The Marron Institute / Wednesday Mar 01,2017
4:00 pm - 5:00 pm

Alain Bertaud: Urban Zoning Regulations

Mitigating Negative Externalities or Designing Cities by Proxy?

60 5th Avenue
Room 110
New York, NY 10011

Please join us for a seminar titled, "Urban zoning regulations: mitigating negative externalities or designing cities by proxy?" with Alain Bertaud, Senior Research Scholar at the Marron Institute and former principal urban planner at the World Bank.

Originally, the objective of zoning regulations was to prevent or decrease what economists call negative externalities—nuisances caused to neighbors by the bulk of buildings or by activities taking place in private lots. During the last 50 years, a new approach to zoning has emerged: relaxing restrictive regulations in exchange for a building design that the municipality deems to be in the public interest. The design of a city by regulations has a high cost for all new buildings, as the leverage on developers is directly proportional to the severity of the regulations applied to all but relaxed for a few.

To illustrate this point, Alain Bertaud will compare the different approaches to zoning regulations used in Paris, New York, Singapore and Tokyo.    


Alain Bertaud
Alain Bertaud
Senior Research Scholar / Marron Institute

Alain Bertaud is a Senior Research Scholar at the Marron Institute. At the moment, he is writing a book about urban planning that is tentatively titled Order Without Design. Bertaud previously held the position of principal urban planner at the World Bank. After retiring from the Bank in 1999, he worked as an independent consultant. Prior to joining the World Bank he worked as a resident urban planner in a number of cities around the world: Bangkok, San Salvador (El Salvador), Port au Prince (Haiti), Sana’a (Yemen), New York, Paris, Tlemcen (Algeria), and Chandigarh (India).

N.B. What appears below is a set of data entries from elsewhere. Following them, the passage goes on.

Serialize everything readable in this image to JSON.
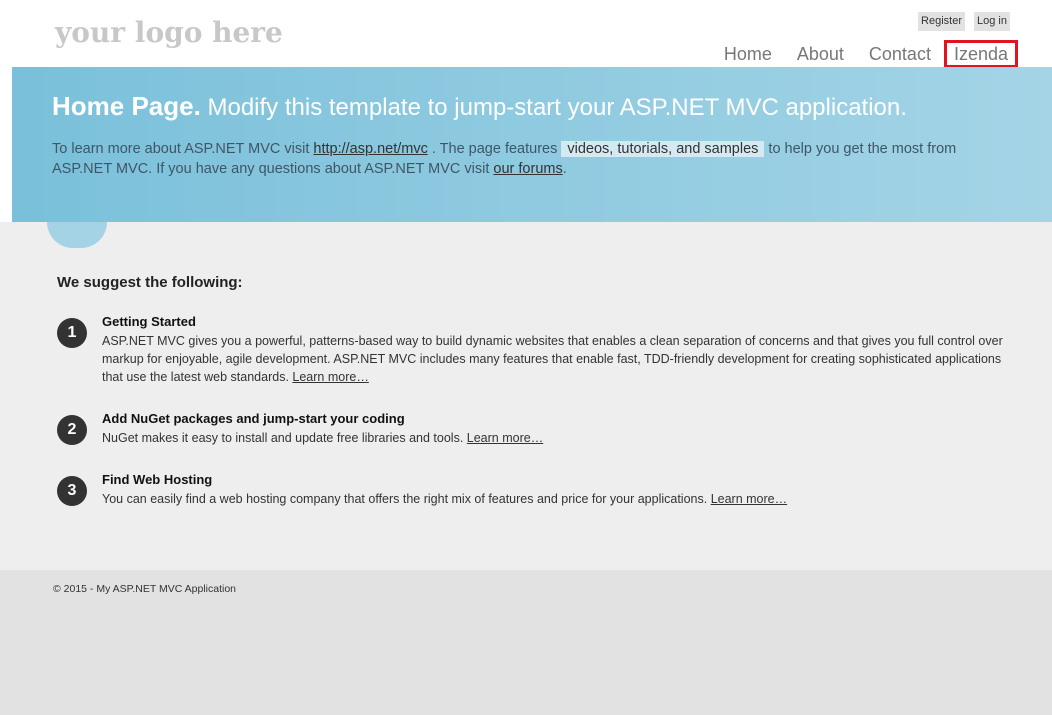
{
  "header": {
    "logo": "your logo here",
    "register": "Register",
    "login": "Log in",
    "nav": [
      "Home",
      "About",
      "Contact",
      "Izenda"
    ]
  },
  "featured": {
    "title_strong": "Home Page.",
    "title_rest": " Modify this template to jump-start your ASP.NET MVC application.",
    "text_1": "To learn more about ASP.NET MVC visit ",
    "link_1": "http://asp.net/mvc",
    "text_2": " . The page features ",
    "mark": "videos, tutorials, and samples",
    "text_3": " to help you get the most from ASP.NET MVC. If you have any questions about ASP.NET MVC visit ",
    "link_2": "our forums",
    "text_4": "."
  },
  "main": {
    "heading": "We suggest the following:",
    "items": [
      {
        "num": "1",
        "title": "Getting Started",
        "body": "ASP.NET MVC gives you a powerful, patterns-based way to build dynamic websites that enables a clean separation of concerns and that gives you full control over markup for enjoyable, agile development. ASP.NET MVC includes many features that enable fast, TDD-friendly development for creating sophisticated applications that use the latest web standards. ",
        "link": "Learn more…"
      },
      {
        "num": "2",
        "title": "Add NuGet packages and jump-start your coding",
        "body": "NuGet makes it easy to install and update free libraries and tools. ",
        "link": "Learn more…"
      },
      {
        "num": "3",
        "title": "Find Web Hosting",
        "body": "You can easily find a web hosting company that offers the right mix of features and price for your applications. ",
        "link": "Learn more…"
      }
    ]
  },
  "footer": {
    "copyright": "© 2015 - My ASP.NET MVC Application"
  },
  "colors": {
    "hero_start": "#7ac0da",
    "hero_end": "#a4d4e6",
    "highlight_border": "#e0141e",
    "body_bg": "#efeeef",
    "footer_bg": "#e2e2e2"
  }
}
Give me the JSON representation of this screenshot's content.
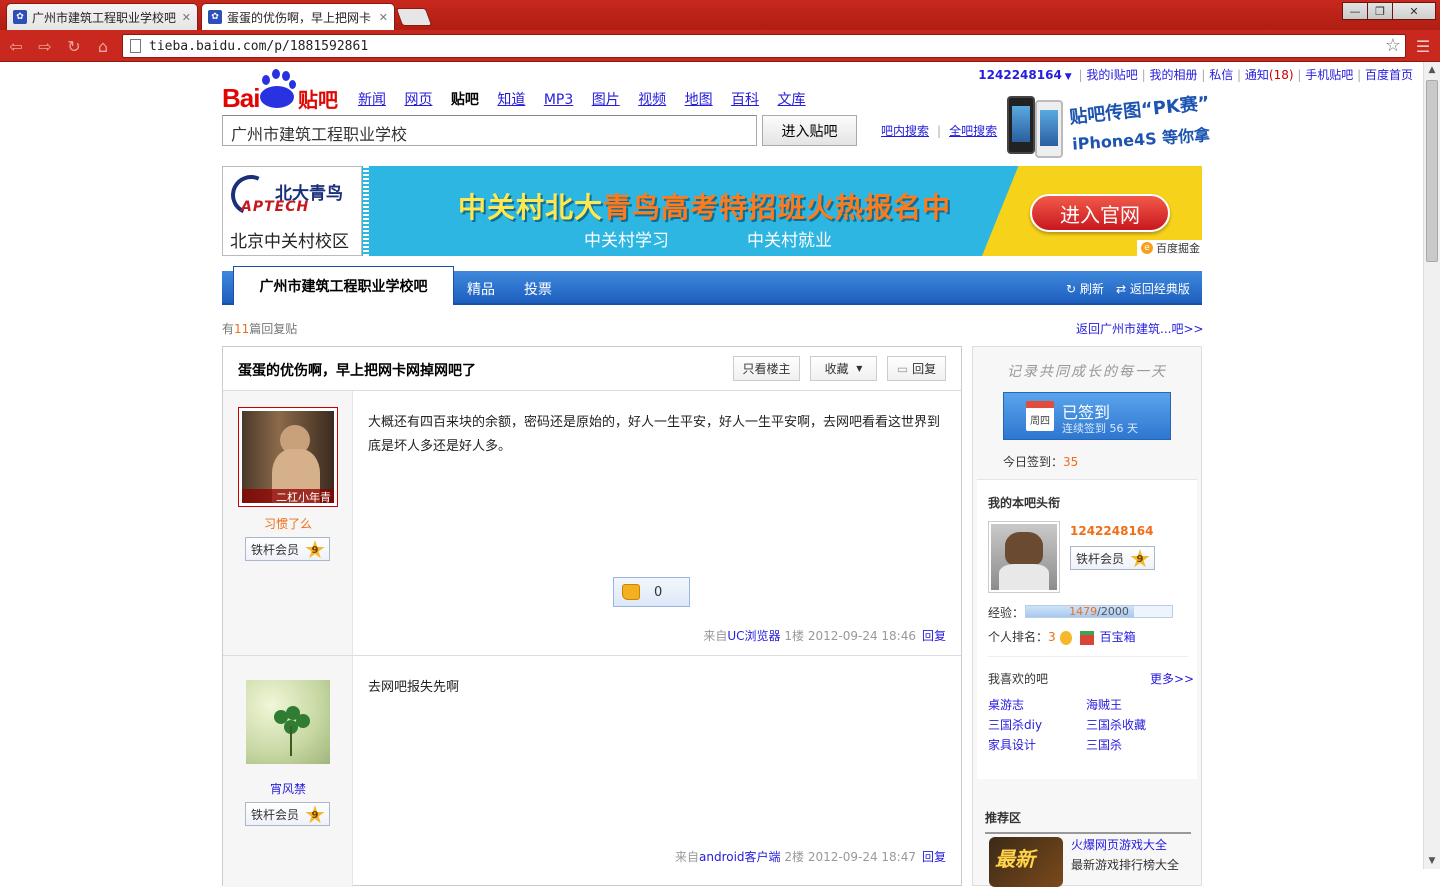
{
  "browser": {
    "tabs": [
      {
        "title": "广州市建筑工程职业学校吧"
      },
      {
        "title": "蛋蛋的优伤啊，早上把网卡"
      }
    ],
    "url": "tieba.baidu.com/p/1881592861"
  },
  "userbar": {
    "uid": "1242248164",
    "links": [
      "我的i贴吧",
      "我的相册",
      "私信"
    ],
    "notice_label": "通知",
    "notice_count": "(18)",
    "links2": [
      "手机贴吧",
      "百度首页"
    ]
  },
  "logo": {
    "bai": "Bai",
    "du": "du",
    "tieba": "贴吧"
  },
  "topnav": {
    "items": [
      "新闻",
      "网页",
      "贴吧",
      "知道",
      "MP3",
      "图片",
      "视频",
      "地图",
      "百科",
      "文库"
    ],
    "active": "贴吧"
  },
  "search": {
    "value": "广州市建筑工程职业学校",
    "button": "进入贴吧",
    "in_forum": "吧内搜索",
    "all_forum": "全吧搜索"
  },
  "promo": {
    "line1": "贴吧传图“PK赛”",
    "line2": "iPhone4S 等你拿"
  },
  "banner": {
    "brand_cn": "北大青鸟",
    "brand_en": "APTECH",
    "campus": "北京中关村校区",
    "headline_a": "中关村北大",
    "headline_b": "青鸟高考特招班火热报名中",
    "sub1": "中关村学习",
    "sub2": "中关村就业",
    "cta": "进入官网",
    "adtag": "百度掘金"
  },
  "forumbar": {
    "tab": "广州市建筑工程职业学校吧",
    "t2": "精品",
    "t3": "投票",
    "refresh": "刷新",
    "classic": "返回经典版"
  },
  "thread_info": {
    "prefix": "有",
    "count": "11",
    "suffix": "篇回复贴",
    "back": "返回广州市建筑...吧>>"
  },
  "thread": {
    "title": "蛋蛋的优伤啊，早上把网卡网掉网吧了",
    "only_author": "只看楼主",
    "favorite": "收藏",
    "reply": "回复"
  },
  "posts": [
    {
      "avatar_caption": "二杠小年青",
      "name": "习惯了么",
      "badge": "铁杆会员",
      "level": "9",
      "content": "大概还有四百来块的余额，密码还是原始的，好人一生平安，好人一生平安啊，去网吧看看这世界到底是坏人多还是好人多。",
      "likes": "0",
      "source_prefix": "来自",
      "source": "UC浏览器",
      "floor": "1楼",
      "time": "2012-09-24 18:46",
      "reply": "回复"
    },
    {
      "name": "宵风禁",
      "badge": "铁杆会员",
      "level": "9",
      "content": "去网吧报失先啊",
      "source_prefix": "来自",
      "source": "android客户端",
      "floor": "2楼",
      "time": "2012-09-24 18:47",
      "reply": "回复"
    }
  ],
  "sidebar": {
    "motto": "记录共同成长的每一天",
    "sign_status": "已签到",
    "sign_days": "连续签到 56 天",
    "weekday": "周四",
    "today_label": "今日签到：",
    "today_count": "35",
    "my_head_title": "我的本吧头衔",
    "my_name": "1242248164",
    "my_badge": "铁杆会员",
    "my_level": "9",
    "exp_label": "经验：",
    "exp_current": "1479",
    "exp_total": "/2000",
    "exp_fraction": 0.7395,
    "rank_label": "个人排名：",
    "rank_value": "3",
    "treasure": "百宝箱",
    "like_title": "我喜欢的吧",
    "more": "更多>>",
    "forums": [
      "桌游志",
      "海贼王",
      "三国杀diy",
      "三国杀收藏",
      "家具设计",
      "三国杀"
    ],
    "rec_title": "推荐区",
    "rec_img_text": "最新",
    "rec_link": "火爆网页游戏大全",
    "rec_desc": "最新游戏排行榜大全"
  }
}
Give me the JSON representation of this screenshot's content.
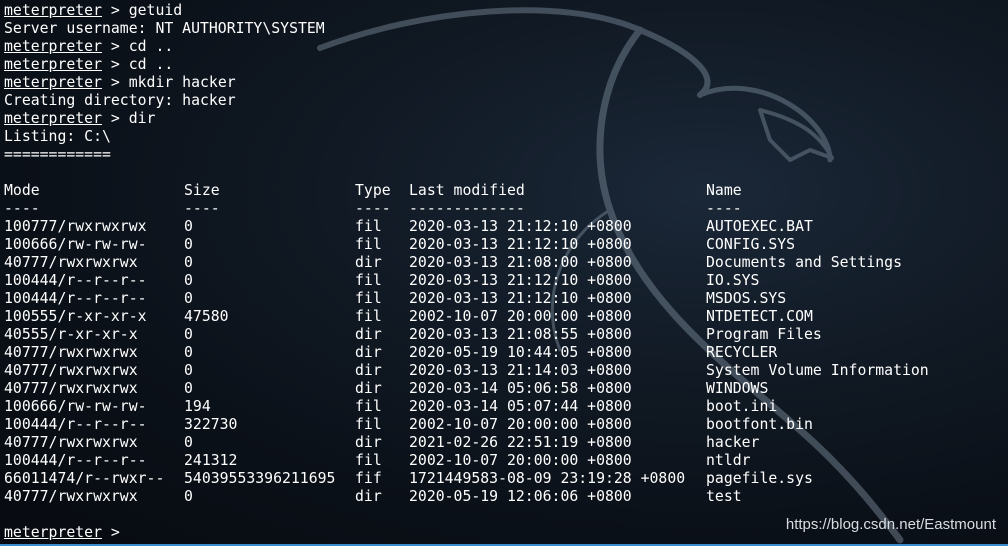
{
  "prompt": "meterpreter",
  "prompt_sep": " > ",
  "history": [
    {
      "kind": "cmd",
      "text": "getuid"
    },
    {
      "kind": "out",
      "text": "Server username: NT AUTHORITY\\SYSTEM"
    },
    {
      "kind": "cmd",
      "text": "cd .."
    },
    {
      "kind": "cmd",
      "text": "cd .."
    },
    {
      "kind": "cmd",
      "text": "mkdir hacker"
    },
    {
      "kind": "out",
      "text": "Creating directory: hacker"
    },
    {
      "kind": "cmd",
      "text": "dir"
    },
    {
      "kind": "out",
      "text": "Listing: C:\\"
    },
    {
      "kind": "out",
      "text": "============"
    }
  ],
  "listing": {
    "headers": {
      "mode": "Mode",
      "size": "Size",
      "type": "Type",
      "modified": "Last modified",
      "name": "Name"
    },
    "underline": {
      "mode": "----",
      "size": "----",
      "type": "----",
      "modified": "-------------",
      "name": "----"
    },
    "rows": [
      {
        "mode": "100777/rwxrwxrwx",
        "size": "0",
        "type": "fil",
        "modified": "2020-03-13 21:12:10 +0800",
        "name": "AUTOEXEC.BAT"
      },
      {
        "mode": "100666/rw-rw-rw-",
        "size": "0",
        "type": "fil",
        "modified": "2020-03-13 21:12:10 +0800",
        "name": "CONFIG.SYS"
      },
      {
        "mode": "40777/rwxrwxrwx",
        "size": "0",
        "type": "dir",
        "modified": "2020-03-13 21:08:00 +0800",
        "name": "Documents and Settings"
      },
      {
        "mode": "100444/r--r--r--",
        "size": "0",
        "type": "fil",
        "modified": "2020-03-13 21:12:10 +0800",
        "name": "IO.SYS"
      },
      {
        "mode": "100444/r--r--r--",
        "size": "0",
        "type": "fil",
        "modified": "2020-03-13 21:12:10 +0800",
        "name": "MSDOS.SYS"
      },
      {
        "mode": "100555/r-xr-xr-x",
        "size": "47580",
        "type": "fil",
        "modified": "2002-10-07 20:00:00 +0800",
        "name": "NTDETECT.COM"
      },
      {
        "mode": "40555/r-xr-xr-x",
        "size": "0",
        "type": "dir",
        "modified": "2020-03-13 21:08:55 +0800",
        "name": "Program Files"
      },
      {
        "mode": "40777/rwxrwxrwx",
        "size": "0",
        "type": "dir",
        "modified": "2020-05-19 10:44:05 +0800",
        "name": "RECYCLER"
      },
      {
        "mode": "40777/rwxrwxrwx",
        "size": "0",
        "type": "dir",
        "modified": "2020-03-13 21:14:03 +0800",
        "name": "System Volume Information"
      },
      {
        "mode": "40777/rwxrwxrwx",
        "size": "0",
        "type": "dir",
        "modified": "2020-03-14 05:06:58 +0800",
        "name": "WINDOWS"
      },
      {
        "mode": "100666/rw-rw-rw-",
        "size": "194",
        "type": "fil",
        "modified": "2020-03-14 05:07:44 +0800",
        "name": "boot.ini"
      },
      {
        "mode": "100444/r--r--r--",
        "size": "322730",
        "type": "fil",
        "modified": "2002-10-07 20:00:00 +0800",
        "name": "bootfont.bin"
      },
      {
        "mode": "40777/rwxrwxrwx",
        "size": "0",
        "type": "dir",
        "modified": "2021-02-26 22:51:19 +0800",
        "name": "hacker"
      },
      {
        "mode": "100444/r--r--r--",
        "size": "241312",
        "type": "fil",
        "modified": "2002-10-07 20:00:00 +0800",
        "name": "ntldr"
      },
      {
        "mode": "66011474/r--rwxr--",
        "size": "54039553396211695",
        "type": "fif",
        "modified": "1721449583-08-09 23:19:28 +0800",
        "name": "pagefile.sys"
      },
      {
        "mode": "40777/rwxrwxrwx",
        "size": "0",
        "type": "dir",
        "modified": "2020-05-19 12:06:06 +0800",
        "name": "test"
      }
    ]
  },
  "current_input": "",
  "watermark": "https://blog.csdn.net/Eastmount",
  "colors": {
    "background": "#0b1119",
    "text": "#ffffff",
    "dragon": "#6b7a89",
    "accent_bar": "#3a8ec9"
  },
  "icons": {
    "background_logo": "kali-dragon-icon"
  }
}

Bertaud’s research, conducted in collaboration with GIS-expert Marie-Agnès Bertaud, aims to bridge the gap between operational urban planning and urban economics. Their work focuses primarily on the interaction between urban forms, real estate markets and regulations. Bertaud earned the Architecte DPLG diploma from the Ecole Nationale Supérieure des Beaux-Arts in Paris.